Corktown community approves $10 million aid proposal from Ford


The Corktown Neighborhood Advisory Council voted unanimously Monday to accept Ford's Community Benefits proposal that comes with a commitment of $10 million as the automaker redevelops the area around the Michigan Central Station. 

The proposal will now go before City Council. Should the council approve it, it will become a binding agreement between the city and Ford.

Ford's proposal is one of the various steps in the Community Benefits process that began over the summer. It is a response to the series of requests submitted last week by the Corktown Neighborhood Advisory Council — a group of nine residents selected to work with Ford to make sure developments surrounding the automaker's move take into account the concerns of those living there.

Since August, the council has been meeting to come up with a proposal of what it believes the community needs from Ford. 

Last Monday, the council presented a plan asking for $15 million to go to the City of Detroit for neighborhood development ($5 million), affordable housing ($5 million), education and workforce training ($5 million), and $24 million to go toward funds for the "Impacted Area" — which included Corktown, North Corktown and parts of Hubbard-Richard in southwest Detroit.

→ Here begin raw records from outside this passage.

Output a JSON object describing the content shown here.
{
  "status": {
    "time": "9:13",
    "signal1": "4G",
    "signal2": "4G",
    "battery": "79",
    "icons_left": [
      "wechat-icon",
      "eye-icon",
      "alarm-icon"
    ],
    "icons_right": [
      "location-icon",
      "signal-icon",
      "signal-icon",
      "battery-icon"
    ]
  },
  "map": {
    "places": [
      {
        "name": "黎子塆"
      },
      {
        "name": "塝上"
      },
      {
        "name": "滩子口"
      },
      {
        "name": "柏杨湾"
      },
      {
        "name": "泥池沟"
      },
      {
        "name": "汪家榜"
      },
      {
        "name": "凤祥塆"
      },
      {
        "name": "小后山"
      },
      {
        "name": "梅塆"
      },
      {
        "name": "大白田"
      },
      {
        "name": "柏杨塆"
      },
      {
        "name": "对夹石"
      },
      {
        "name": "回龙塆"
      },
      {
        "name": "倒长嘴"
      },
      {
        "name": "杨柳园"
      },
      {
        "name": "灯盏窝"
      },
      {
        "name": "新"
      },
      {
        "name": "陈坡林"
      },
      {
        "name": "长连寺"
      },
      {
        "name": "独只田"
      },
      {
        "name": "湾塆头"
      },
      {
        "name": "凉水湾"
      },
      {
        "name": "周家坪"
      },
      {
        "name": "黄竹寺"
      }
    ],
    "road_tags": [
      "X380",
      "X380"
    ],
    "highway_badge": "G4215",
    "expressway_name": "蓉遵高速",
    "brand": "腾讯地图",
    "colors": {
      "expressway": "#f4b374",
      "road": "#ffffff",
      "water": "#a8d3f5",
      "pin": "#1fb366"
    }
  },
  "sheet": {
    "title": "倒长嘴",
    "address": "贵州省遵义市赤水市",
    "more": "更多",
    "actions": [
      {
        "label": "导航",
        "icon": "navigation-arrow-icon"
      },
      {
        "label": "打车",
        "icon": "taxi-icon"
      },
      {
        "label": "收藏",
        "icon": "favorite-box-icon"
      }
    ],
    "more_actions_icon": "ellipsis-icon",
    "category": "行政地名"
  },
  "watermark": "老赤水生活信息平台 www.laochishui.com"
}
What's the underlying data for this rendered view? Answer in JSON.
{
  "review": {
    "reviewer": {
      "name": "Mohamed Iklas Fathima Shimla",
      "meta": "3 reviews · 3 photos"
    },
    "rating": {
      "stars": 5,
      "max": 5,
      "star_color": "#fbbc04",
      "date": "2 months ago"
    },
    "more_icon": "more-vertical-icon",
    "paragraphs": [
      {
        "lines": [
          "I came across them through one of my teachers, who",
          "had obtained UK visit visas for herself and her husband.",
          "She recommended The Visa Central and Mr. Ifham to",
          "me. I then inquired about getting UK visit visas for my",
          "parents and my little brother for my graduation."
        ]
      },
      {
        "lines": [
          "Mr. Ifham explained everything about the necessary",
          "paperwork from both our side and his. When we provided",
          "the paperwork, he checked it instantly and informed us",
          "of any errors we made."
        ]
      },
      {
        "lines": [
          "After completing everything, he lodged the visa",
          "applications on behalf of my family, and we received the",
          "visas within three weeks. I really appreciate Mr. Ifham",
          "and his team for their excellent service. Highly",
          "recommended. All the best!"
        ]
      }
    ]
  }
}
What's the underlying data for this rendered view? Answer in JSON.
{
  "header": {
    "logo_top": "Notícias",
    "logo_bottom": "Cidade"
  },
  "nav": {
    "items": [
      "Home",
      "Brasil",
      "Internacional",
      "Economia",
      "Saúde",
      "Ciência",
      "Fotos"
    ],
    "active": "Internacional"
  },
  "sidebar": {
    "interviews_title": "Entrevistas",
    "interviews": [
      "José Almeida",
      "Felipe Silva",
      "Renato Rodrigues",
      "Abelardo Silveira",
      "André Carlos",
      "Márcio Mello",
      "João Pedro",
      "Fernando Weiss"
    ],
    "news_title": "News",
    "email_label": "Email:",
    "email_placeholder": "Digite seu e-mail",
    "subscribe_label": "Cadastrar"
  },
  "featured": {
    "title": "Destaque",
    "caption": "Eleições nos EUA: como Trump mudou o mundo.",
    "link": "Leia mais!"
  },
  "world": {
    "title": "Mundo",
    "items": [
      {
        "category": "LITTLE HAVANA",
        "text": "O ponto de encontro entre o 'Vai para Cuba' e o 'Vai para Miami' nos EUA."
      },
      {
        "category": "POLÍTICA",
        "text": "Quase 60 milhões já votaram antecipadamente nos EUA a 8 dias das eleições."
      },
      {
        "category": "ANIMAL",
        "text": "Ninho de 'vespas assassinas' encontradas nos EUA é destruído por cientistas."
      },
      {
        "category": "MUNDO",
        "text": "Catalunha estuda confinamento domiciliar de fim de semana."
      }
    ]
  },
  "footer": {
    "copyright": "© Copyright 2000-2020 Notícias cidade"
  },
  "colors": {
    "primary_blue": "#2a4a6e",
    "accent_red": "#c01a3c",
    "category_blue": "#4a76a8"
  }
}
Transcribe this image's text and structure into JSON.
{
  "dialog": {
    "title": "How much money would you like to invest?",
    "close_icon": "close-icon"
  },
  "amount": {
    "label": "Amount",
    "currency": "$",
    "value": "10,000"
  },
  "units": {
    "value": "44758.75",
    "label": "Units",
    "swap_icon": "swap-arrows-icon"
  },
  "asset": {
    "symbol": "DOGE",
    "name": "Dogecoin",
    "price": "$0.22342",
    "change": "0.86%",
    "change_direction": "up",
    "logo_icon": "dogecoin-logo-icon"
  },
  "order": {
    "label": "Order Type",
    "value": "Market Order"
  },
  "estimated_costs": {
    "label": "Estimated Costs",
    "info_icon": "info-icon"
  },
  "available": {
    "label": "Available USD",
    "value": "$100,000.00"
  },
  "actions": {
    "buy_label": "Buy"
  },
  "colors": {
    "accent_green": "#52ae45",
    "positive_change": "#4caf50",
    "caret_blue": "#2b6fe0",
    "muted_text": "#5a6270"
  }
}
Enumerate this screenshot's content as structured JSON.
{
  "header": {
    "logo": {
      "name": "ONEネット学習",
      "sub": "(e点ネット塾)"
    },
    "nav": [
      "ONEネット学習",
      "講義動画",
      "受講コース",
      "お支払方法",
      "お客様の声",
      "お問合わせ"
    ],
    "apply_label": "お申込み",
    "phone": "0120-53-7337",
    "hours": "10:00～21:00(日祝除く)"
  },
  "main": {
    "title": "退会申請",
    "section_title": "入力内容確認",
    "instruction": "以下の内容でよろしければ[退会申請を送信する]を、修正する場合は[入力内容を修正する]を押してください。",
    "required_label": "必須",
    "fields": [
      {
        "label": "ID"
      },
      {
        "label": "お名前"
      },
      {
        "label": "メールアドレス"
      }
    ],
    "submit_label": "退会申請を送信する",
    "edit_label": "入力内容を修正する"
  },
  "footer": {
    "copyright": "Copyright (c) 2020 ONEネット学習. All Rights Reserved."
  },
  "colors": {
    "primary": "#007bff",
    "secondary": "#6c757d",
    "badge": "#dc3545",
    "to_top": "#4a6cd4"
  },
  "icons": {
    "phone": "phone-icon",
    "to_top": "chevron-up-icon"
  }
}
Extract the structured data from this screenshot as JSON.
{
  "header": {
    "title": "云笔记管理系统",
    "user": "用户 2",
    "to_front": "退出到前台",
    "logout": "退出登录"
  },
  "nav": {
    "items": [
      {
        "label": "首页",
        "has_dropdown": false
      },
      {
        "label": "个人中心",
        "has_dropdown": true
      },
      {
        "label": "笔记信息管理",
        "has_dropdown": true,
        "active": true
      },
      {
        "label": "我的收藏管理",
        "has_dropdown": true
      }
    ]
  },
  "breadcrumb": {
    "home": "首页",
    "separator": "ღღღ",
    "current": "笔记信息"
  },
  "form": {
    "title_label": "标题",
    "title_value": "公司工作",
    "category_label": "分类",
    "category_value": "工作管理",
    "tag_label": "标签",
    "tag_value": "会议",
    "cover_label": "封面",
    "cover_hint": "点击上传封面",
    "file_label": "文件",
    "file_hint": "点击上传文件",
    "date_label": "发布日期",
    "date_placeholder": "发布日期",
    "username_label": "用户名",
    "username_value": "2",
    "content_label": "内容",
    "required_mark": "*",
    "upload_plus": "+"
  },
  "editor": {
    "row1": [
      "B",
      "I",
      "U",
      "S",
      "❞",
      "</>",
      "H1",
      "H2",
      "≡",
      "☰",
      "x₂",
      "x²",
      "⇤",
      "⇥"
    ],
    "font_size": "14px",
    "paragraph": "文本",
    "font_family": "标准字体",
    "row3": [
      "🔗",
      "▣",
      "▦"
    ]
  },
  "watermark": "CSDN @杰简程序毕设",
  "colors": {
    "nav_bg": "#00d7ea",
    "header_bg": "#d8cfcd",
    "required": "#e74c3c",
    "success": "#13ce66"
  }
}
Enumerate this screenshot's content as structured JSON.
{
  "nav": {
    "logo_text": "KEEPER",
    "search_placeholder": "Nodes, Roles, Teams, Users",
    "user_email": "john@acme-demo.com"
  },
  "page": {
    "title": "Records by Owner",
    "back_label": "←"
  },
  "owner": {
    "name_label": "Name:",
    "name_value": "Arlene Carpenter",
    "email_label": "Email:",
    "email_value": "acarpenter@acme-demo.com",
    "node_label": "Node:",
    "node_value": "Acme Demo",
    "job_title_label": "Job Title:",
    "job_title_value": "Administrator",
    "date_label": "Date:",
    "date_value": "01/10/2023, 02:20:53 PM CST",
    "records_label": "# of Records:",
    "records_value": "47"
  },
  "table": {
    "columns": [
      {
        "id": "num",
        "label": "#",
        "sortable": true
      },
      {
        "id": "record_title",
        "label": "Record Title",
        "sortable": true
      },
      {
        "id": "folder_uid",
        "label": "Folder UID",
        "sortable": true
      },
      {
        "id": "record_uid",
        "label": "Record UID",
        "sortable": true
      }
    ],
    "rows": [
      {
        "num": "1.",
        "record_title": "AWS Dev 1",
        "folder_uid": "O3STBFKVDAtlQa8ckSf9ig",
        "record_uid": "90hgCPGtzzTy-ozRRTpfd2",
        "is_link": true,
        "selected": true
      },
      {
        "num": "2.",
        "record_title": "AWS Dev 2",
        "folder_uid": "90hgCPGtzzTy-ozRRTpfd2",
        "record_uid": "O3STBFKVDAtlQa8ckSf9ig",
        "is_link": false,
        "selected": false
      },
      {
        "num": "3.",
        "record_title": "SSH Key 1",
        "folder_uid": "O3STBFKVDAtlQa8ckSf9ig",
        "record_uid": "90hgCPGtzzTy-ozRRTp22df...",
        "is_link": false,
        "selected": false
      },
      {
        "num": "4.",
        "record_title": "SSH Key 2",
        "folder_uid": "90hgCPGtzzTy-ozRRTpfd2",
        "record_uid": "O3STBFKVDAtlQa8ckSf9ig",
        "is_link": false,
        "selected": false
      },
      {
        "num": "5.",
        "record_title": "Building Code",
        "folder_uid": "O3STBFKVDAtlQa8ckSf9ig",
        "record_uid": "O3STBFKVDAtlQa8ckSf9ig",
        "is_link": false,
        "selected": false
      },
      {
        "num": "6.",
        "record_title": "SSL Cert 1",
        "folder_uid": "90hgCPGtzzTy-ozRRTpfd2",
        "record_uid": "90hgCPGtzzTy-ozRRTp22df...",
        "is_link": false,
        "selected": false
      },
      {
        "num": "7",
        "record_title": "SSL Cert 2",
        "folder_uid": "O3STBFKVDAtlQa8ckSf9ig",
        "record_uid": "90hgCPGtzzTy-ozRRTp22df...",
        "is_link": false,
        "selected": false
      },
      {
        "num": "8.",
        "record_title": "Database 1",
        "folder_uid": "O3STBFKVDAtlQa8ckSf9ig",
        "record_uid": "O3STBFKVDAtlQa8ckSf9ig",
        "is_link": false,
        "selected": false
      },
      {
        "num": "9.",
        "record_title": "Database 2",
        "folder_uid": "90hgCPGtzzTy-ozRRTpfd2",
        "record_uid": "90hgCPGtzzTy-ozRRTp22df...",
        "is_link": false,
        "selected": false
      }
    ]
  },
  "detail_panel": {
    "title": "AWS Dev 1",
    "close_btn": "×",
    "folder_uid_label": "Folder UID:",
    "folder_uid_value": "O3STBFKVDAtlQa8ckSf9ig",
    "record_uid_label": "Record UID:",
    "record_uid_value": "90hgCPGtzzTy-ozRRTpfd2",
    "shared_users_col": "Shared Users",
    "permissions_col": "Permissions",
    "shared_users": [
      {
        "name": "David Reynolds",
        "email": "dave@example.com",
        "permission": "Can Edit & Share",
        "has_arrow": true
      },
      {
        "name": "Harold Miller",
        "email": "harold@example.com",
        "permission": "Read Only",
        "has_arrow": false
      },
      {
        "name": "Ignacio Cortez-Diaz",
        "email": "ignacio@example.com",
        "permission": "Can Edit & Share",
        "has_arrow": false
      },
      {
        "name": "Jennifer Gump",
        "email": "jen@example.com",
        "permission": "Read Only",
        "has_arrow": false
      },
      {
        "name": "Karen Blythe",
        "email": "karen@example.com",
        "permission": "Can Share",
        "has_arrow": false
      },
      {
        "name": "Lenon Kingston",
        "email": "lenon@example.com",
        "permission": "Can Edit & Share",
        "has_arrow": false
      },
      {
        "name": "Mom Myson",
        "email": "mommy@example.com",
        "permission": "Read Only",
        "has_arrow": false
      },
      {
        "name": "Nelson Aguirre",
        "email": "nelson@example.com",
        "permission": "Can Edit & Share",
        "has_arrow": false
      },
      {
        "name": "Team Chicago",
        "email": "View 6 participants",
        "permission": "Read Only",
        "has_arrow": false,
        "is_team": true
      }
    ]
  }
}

In addition to these financial commitments, Ford spoke of more goodwill, neighborly promises, such a commitment to preserve the culture and historical accuracy of the neighborhood, and a pledge to increase mobility in the area by "engaging the community on mobility pilot projects."

On the environmental and construction front, Ford promised to have a hotline and online portal with project updates and other pertinent information during construction. Officials also promised to publish the Environmental Protection Plan (EPP) and make that report accessible and available to the public.

Additionally, the proposal committed to ensuring that "all retail and services, such as child care facilities, that are within Ford buildings will be available to the public and inclusive." 

"To me, this is a really significant investment, a lot focuses on the impact areas and some will now be available to Detroiters everywhere," said Sheila Cockrel, chair of the advisory council.

While Cockrel was excited about the plan, a few in the room were frustrated with the offer. 

"This is a global company with significant resources, I think they can do better," said resident Bill Cheek. Ford has nearly $17 billion in cash on hand, according to its most recent quarterly report filed with the SEC. 

"$5 million for affordable housing and neighborhood development is totally inadequate and should be doubled," Cheek continued.

Under the Community Benefits resolution passed in 2016, a Neighborhood Advisory Council is to be formed when a development project is worth $75 million or more in value, gets $1 million or more in property tax abatements or is given $1 million or more in city land. The council is then charged with advising the developer of any concerns community members have about the anticipated project. 

In March, WDET-FM did a report on the efficacy of Community Benefits in Detroit. At the time, only six projects had been subjected to the law — four of them Dan Gilbert initiatives. The end results, according to WDET, were a lot of talk and not many actual benefits. 

"WDET found that after 12 weeks of community benefits talks with residents across the four projects, Bedrock committed to two community benefits in its agreements with the city. The first: Bedrock would communicate with residents about construction-related activity. And the second: Bedrock would support job training initiatives, something the company has been doing for years," the WDET report stated. 

Ford expressed a hope that its commitment to the neighborhood is long-lasting and not just talk. 

"We recognize that the CBO process is a transaction but we hope over time we'll develop a relationship with the community," said Shawn Wilson, multicultural manager of the Ford Motor Company Fund. 

The Detroit City Council will be reviewing the community benefits proposal in October, at the same time it is scheduled to review a tax abatement proposal Ford has created with the Detroit Economic Growth Corporation. Ford is asking the city for $103 million in tax abatements — 43 percent of the total $238.6 million in aid it is asking for. 

Train station price tag: $90 million

Ford Motor Co. paid $90 million for the long-vacant Michigan Central Station, according to the property records on the City of Detroit's assessor's website.

The number puts to rest months of speculation since Ford announced in June that it had purchased the depot from Manuel "Matty" Moroun and had plans to renovate it as the hub of a tech campus in the Corktown area that would bring 5,000 workers to the neighborhood.

The Moroun family picked up the station after tax foreclosure in the 1990s.